Willie: Sol Bernstein was the manager of the Belasco theater, and it wasn’t the Belasco theater; it was the Morosco theater.
Al: Sid Weinstein was the manager of the Morosco, Sol Bernstein was the manager of the Belasco—Sol Burton I don’t know who the heck is. … Wait a minute. Wasn’t Sid Weinstein the songwriter?
Willie: No, fer chrissakes, that’s Sol Burton!!
Al: Who wrote “Lady, Lady, Be My Baby”?
Willie: That’s what I’m telling you. Sol Burton, the lousy songwriter.
Al: Oh, that Sol Burton. He died?
Willie: Last week.

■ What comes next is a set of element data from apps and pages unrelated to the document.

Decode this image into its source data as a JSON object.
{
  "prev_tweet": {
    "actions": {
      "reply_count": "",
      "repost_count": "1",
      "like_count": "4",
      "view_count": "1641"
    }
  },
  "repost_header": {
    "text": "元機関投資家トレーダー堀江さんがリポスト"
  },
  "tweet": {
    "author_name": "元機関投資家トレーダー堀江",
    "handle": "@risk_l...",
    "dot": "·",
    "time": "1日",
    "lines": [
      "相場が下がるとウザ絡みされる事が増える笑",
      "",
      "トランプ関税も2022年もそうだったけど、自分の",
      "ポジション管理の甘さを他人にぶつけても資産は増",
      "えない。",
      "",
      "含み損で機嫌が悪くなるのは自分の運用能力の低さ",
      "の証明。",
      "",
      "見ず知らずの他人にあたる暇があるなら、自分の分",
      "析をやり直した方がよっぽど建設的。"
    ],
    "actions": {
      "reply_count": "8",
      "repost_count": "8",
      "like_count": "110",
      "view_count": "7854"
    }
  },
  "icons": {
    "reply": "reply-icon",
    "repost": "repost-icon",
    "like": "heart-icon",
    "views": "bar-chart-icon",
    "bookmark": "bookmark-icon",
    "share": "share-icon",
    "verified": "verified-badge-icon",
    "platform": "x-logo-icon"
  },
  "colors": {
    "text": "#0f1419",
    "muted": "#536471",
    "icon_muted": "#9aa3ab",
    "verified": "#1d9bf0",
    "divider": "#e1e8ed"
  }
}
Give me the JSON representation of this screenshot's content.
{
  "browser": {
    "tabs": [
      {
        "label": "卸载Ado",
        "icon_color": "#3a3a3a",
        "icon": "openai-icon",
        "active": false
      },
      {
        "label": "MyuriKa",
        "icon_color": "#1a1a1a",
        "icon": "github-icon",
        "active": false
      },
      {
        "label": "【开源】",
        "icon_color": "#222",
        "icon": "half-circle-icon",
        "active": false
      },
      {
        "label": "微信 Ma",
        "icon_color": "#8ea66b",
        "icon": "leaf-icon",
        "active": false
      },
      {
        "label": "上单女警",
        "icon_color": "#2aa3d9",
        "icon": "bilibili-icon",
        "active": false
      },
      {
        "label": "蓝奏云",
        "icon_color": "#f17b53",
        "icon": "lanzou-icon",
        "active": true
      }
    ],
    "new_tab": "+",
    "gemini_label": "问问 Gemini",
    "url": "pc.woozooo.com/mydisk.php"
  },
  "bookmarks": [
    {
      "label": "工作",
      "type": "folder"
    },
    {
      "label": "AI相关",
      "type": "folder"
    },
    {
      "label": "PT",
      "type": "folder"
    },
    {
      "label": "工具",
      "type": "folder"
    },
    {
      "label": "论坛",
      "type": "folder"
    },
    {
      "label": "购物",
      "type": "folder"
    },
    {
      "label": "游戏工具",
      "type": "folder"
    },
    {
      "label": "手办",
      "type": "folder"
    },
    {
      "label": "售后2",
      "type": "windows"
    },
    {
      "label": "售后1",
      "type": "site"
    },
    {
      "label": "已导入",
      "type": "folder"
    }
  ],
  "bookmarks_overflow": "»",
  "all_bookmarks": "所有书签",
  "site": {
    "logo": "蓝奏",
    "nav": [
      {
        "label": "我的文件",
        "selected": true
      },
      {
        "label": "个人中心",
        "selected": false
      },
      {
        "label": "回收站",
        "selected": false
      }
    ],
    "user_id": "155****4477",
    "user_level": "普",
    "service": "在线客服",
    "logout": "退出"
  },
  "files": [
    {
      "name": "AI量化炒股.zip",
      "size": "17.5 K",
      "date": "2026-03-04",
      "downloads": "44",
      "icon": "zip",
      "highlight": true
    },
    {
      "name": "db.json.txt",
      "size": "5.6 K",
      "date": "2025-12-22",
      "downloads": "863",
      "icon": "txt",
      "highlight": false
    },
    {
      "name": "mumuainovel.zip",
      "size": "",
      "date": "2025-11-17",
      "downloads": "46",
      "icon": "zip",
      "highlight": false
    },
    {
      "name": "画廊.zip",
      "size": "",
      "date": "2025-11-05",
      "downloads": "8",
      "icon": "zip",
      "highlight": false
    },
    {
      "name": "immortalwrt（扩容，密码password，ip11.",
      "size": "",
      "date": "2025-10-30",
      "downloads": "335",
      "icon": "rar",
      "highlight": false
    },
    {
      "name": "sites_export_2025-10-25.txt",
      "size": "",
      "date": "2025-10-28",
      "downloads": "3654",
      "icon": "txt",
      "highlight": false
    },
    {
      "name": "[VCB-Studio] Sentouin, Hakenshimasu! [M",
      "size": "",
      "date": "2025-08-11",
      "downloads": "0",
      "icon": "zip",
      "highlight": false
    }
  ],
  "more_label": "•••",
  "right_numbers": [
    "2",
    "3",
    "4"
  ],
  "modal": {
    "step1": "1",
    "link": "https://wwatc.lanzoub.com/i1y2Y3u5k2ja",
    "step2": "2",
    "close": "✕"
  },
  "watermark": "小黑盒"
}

Willie: In Variety.
The brilliance of that. Nowhere in “Stan & Ollie” is there this level of funny in the dialogue. To be fair, there wasn’t as much talking between Stan & Ollie. It was more physical comedy, and we do get to enjoy the classic of Laurel shelling and eating a hard-boiled egg while sitting next to Hardy’s hospital traction bed (twice).

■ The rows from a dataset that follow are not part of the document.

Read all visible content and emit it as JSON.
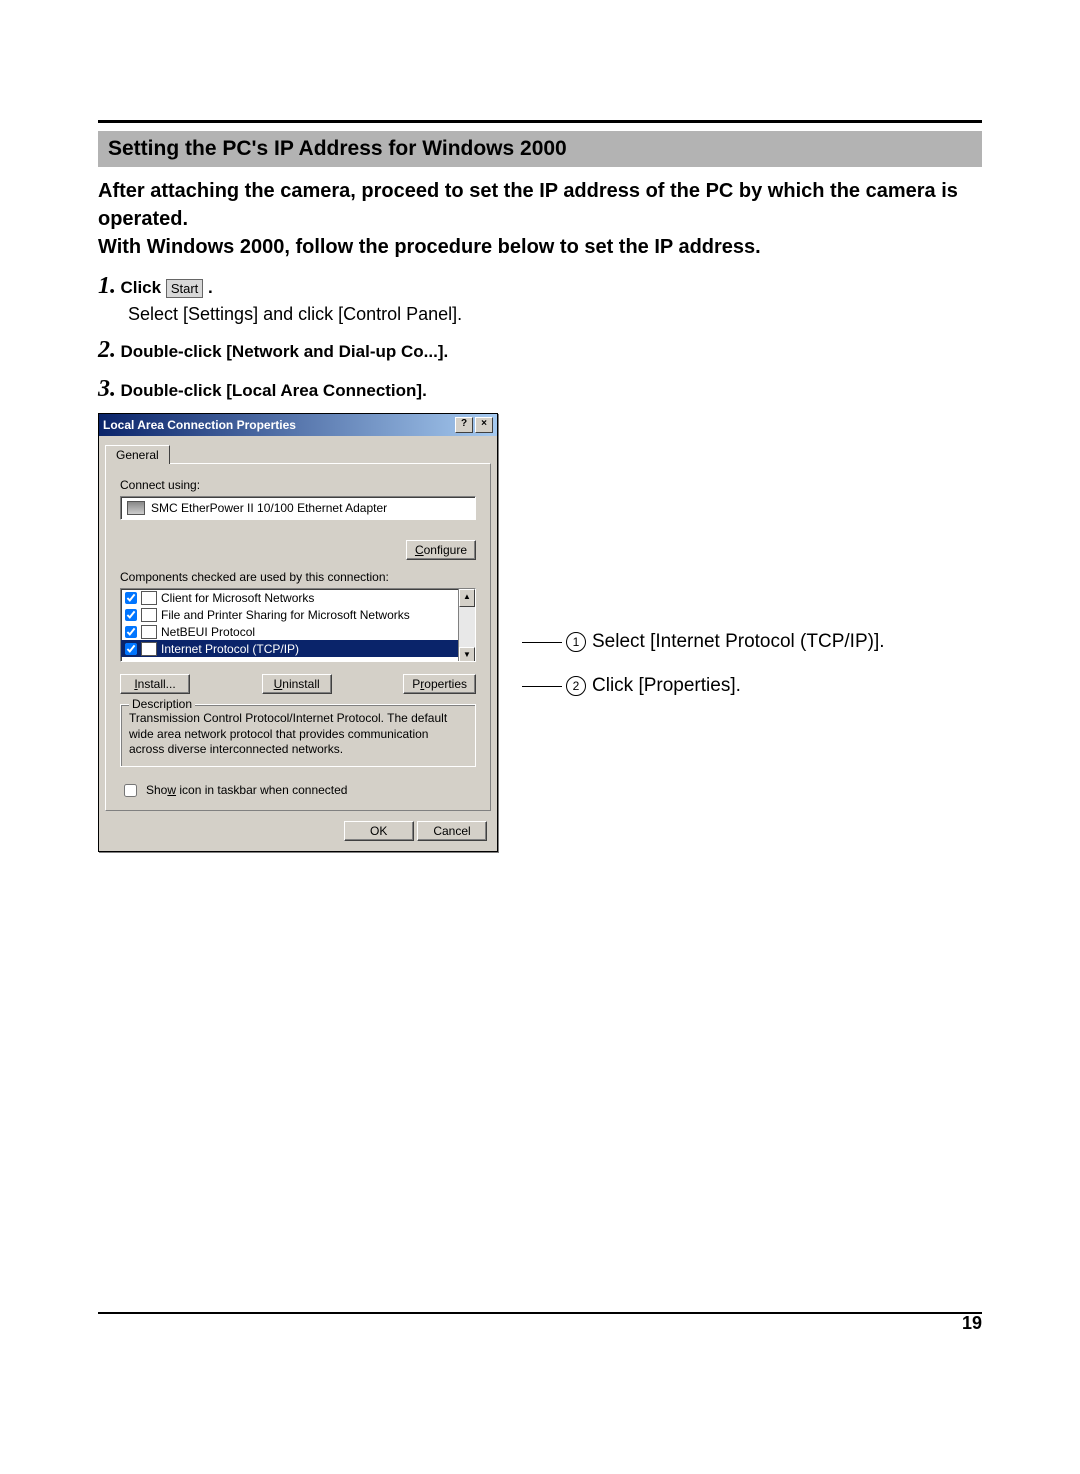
{
  "section_heading": "Setting the PC's IP Address for Windows 2000",
  "intro_line1": "After attaching the camera, proceed to set the IP address of the PC by which the camera is operated.",
  "intro_line2": "With Windows 2000, follow the procedure below to set the IP address.",
  "steps": {
    "s1_num": "1.",
    "s1_bold_prefix": "Click ",
    "s1_start_label": "Start",
    "s1_bold_suffix": " .",
    "s1_body": "Select [Settings] and click [Control Panel].",
    "s2_num": "2.",
    "s2_bold": "Double-click [Network and Dial-up Co...].",
    "s3_num": "3.",
    "s3_bold": "Double-click [Local Area Connection]."
  },
  "dialog": {
    "title": "Local Area Connection Properties",
    "help_btn": "?",
    "close_btn": "×",
    "tab": "General",
    "connect_label": "Connect using:",
    "adapter": "SMC EtherPower II 10/100 Ethernet Adapter",
    "configure_btn": "Configure",
    "components_label": "Components checked are used by this connection:",
    "components": [
      "Client for Microsoft Networks",
      "File and Printer Sharing for Microsoft Networks",
      "NetBEUI Protocol",
      "Internet Protocol (TCP/IP)"
    ],
    "install_btn": "Install...",
    "uninstall_btn": "Uninstall",
    "properties_btn": "Properties",
    "desc_legend": "Description",
    "desc_text": "Transmission Control Protocol/Internet Protocol. The default wide area network protocol that provides communication across diverse interconnected networks.",
    "show_icon": "Show icon in taskbar when connected",
    "ok_btn": "OK",
    "cancel_btn": "Cancel"
  },
  "callouts": {
    "c1": "Select [Internet Protocol (TCP/IP)].",
    "c2": "Click [Properties]."
  },
  "page_number": "19"
}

When Stan produces, from his coat jacket pocket, a saltshaker, it became clear to me, after some 40 years, that here is where this particular visual gag was born. It’s the same one the movie “M*A*S*H.” stole, with Elliot Gould producing, in the middle of nowhere, a bottle of olives from his army jacket pocket (because you never know when you might have a martini in a tent on a Korean U.S. Army base).
Why You Should Watch the Actual Guys
As mentioned, Coogan apes Stan brilliantly, and likewise Reilly, Ollie (that’s some very graceful dancing Reilly pulls off while wearing a fat suit), but the thing about Laurel and Hardy’s brand of comedy was that it relied on a domino effect; you can’t have just one joke. You need to see the connection of the cascading series of jokes and the running gags in order to ultimately end up wrecked, ribs hurting, rolling on the floor with laughter. Which is something we could all use more of these days.
So here’s some comedy homework for you: Find “Block-Heads,” “Duck Soup,” “Do Detectives Think?” “Putting Pants on Philip,” and “The Sunshine Boys” on Netflix, and laugh yourself silly.
Film Review: ‘Stan & Ollie’
Director: Jon S. Baird
Starring: John C. Reilly, Steve Coogan, Shirley Henderson, Stephanie Hyam, Danny Huston, Nina Arianda, Rufus Jones
Running time: 1 hour, 37 minutes
Release Date: Dec. 28
Rated 2.5 stars out of 5